Downtown is the city’s top spot, offering a range of restaurants, galleries and shops. Family events, a farmers’ market, a summer artwalk and live music are also a part of the urban atmosphere. The history of Longmont is very much alive at the Dougherty Museum and at several Victorian homes and old cabins and mills, all part of the nationally registered historic district.
Additionally, exhibit galleries, public art and an outdoor courtyard are yours to explore at the Longmont Museum and Cultural Center, south of town. Tower of Compassion is Longmont’s most unique cultural symbol. The Kanemoto families donated this pagoda, a symbol of compassion, to the city in 1972.
In addition to historic and cultural highlights, Longmont maintains more than 1,500 acres of parks and open space and is privy to Boulder County’s extensive hiking and biking trails. There are three spectacular public golf courses, and nearby Union Reservoir is popular for windsurfing, fishing and camping. Two popular Colorado craft breweries (Left Hand Brewing and Oskar Blues Brewery) hold fun events throughout the year, and a couple more are set to open soon.
Pop over to Longmont’s innovative “urbanist” Prospect neighborhood, where local shops and offices mix with apartments, townhomes and live/work lofts and a community park in a walkable, friendly community. Visit on Monday nights from April to October for Prospect Eats, where food trucks gather for a community-wide food fest.
Loveland is 45 miles N of Denver, Colorado. Part of the surrounding Fort Collins – Loveland metro area, Loveland is home to some 50,608 residents.
Loveland was founded in 1877. The community was named in honor of the president of the Colorado Central Railroad, William A.H. Loveland. Agriculture was the primary occupation in this area until the first half of the 20th century. Sugar beets and sour cherries were grown in this region. However, a series of droughts destroyed the cherry orchards in Loveland. Manufacturing facilities arrived in the city in the later part of the 20th century. According to an Allbusiness study in 2006, Loveland was the 8th best metro area for women entrepreneurs in the country.
Things To Do In Loveland
While in Loveland, you can visit the historic site of Fort Vasquez, which was once the trading center for Native Americans. The Loveland Museum & Gallery showcases exhibits on local history and also has an art gallery. Each August, during Sculpture in the Park, Loveland’s surprisingly large community of local sculptors (about 200) converges in Benson Park to sell their work. A month later the town hosts the nation’s largest exhibit of prehistoric arrowheads at the Stone Age Fair.
There’s plenty to do outside here.
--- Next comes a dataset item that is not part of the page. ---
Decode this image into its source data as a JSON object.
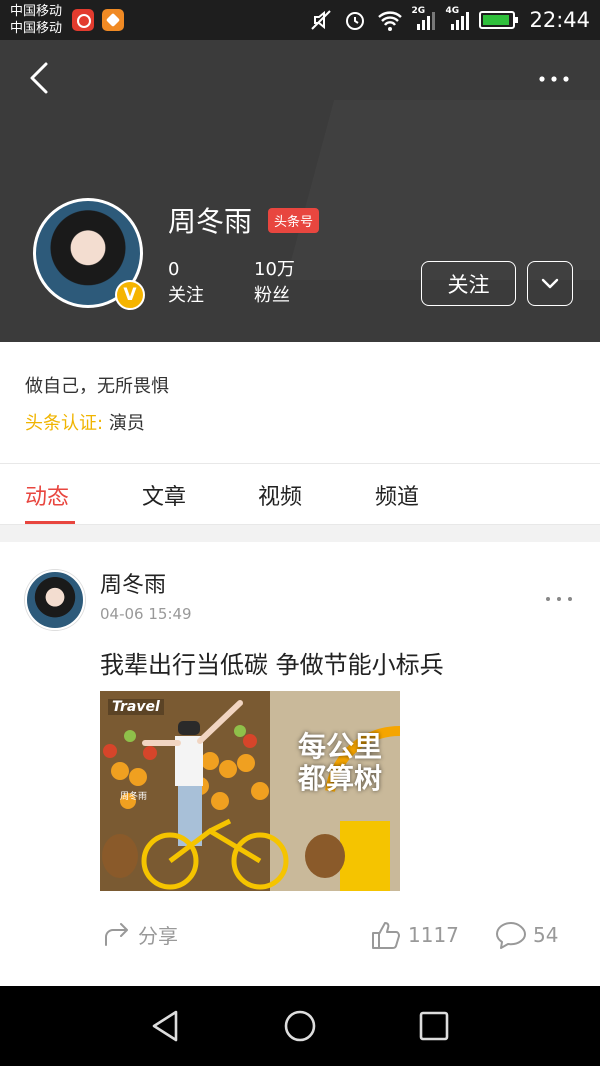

Just like Fort Collins, Loveland is near the foothills and rivers, so natural pleasures from biking to fishing are close at hand. The Lake Loveland Swim Beach is popular with families during the summer months. A step inside the Loveland Museum/Gallery will bring you close to this town’s history; period rooms and changing exhibits, plus educational classes and an art gallery round out its offerings.